Each agreement was negotiated separately with the countries involved and, while differing on some of the detail, contains core aspects in common. As I have already stated, in the first place the agreements are based on respect for human rights and democratic principles. They are comprehensive in scope. As well as providing for political dialogue, they include provisions covering the promotion of trade in agricultural and industrial goods, trade in services, transport, payments, competition, environment, co-operation on customs matters, co-operation in the social and cultural fields, co-operation in the field of justice and home affairs, including migration questions, combating organised crime, the prevention of trafficking in people and trafficking in illegal drugs.
Following the terrorist attacks in the US in September 2001, co-operation in combating international terrorism is now an important feature of relations with the Euro-Mediterranean partners. Unlike earlier Euro-Mediterranean Association agreements, the agreement with Algeria signed in April 2002 includes an article - article 90 - providing for co-operation in combating terrorism. This was included at the request of the Algerian authorities.
The agreement with Lebanon, signed on 17 June 2002, does not contain a specific anti-terrorism clause. However, there has been an exchange of letters between the EU and Lebanon in which both sides reaffirmed the importance of the fight against terrorism and, in accordance with international conventions, relevant UN resolutions and their respective legislation and regulations, agreed to co-operate in the prevention and suppression of acts of terrorism.

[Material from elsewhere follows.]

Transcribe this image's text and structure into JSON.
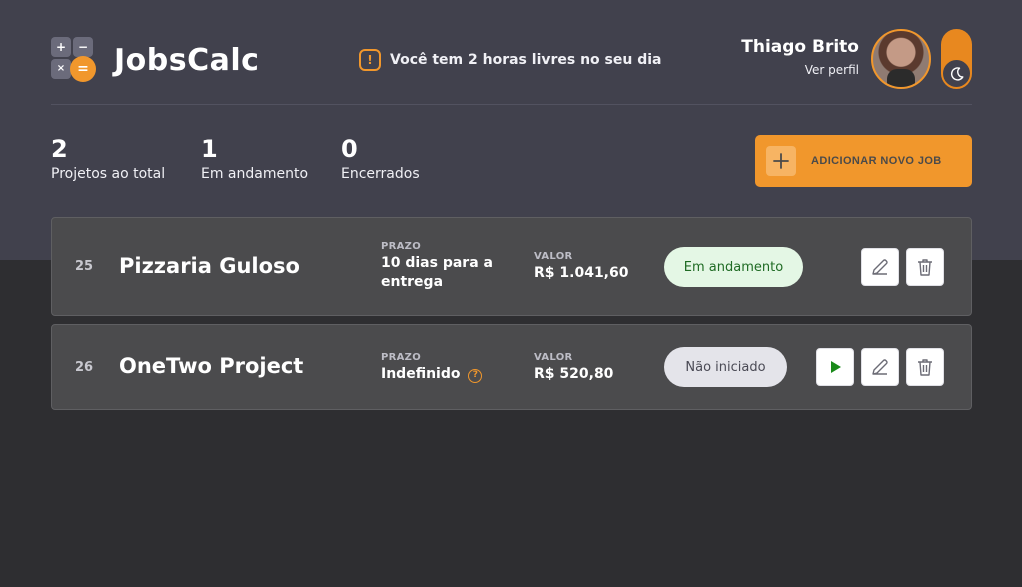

There is no reference to the fight against terrorism in the agreement with Egypt as it was signed in June 2001. However, the Egyptian authorities attach great importance to the international effort to combat terrorism and co-operation between them and the member states of the European Union is close.
Political dialogue is, of course, a major element of the process. This encompasses both dialogue between the European Union and the southern Mediterranean partners and exchanges among the Mediterranean partners. The dialogue aims at advancing the fundamental aims set out at Barcelona. There have been significant exchanges on the varied perspectives from which the participating states approach these issues. Within the framework of the Barcelona process, considerable support has been given to the work of research institutes on both sides of the Mediterranean examining questions of security, human rights and democratic developments from a number of national and regional perspectives.
Inevitably, the Israeli-Palestinian conflict and Israel's unresolved disputes with Syria and Lebanon have affected the climate for dialogue. This has been reflected in discussion of these matters within the Barcelona process. Eventually, it is hoped that the political dialogue within the Barcelona process will lead to the adoption of a Mediterranean charter on peace and security, comparable to the Helsinki charter which led to the establishment of the Organisation for Security and Co-operation in Europe.
We cannot underestimate the importance of people-to-people contacts and intercultural dialogue. The significance of this aspect of the relationship and the need for greater awareness and understanding of diversity has gained much greater priority since 11 September 2001. There are plans to set up a Euro-Mediterranean parliamentary assembly and a EuroMed cultural foundation and these can only contribute positively to this interaction.
I hope the agreements with Egypt, Algeria and Lebanon can enter into force at the earliest possible date. I commend the agreements for the approval of the committee.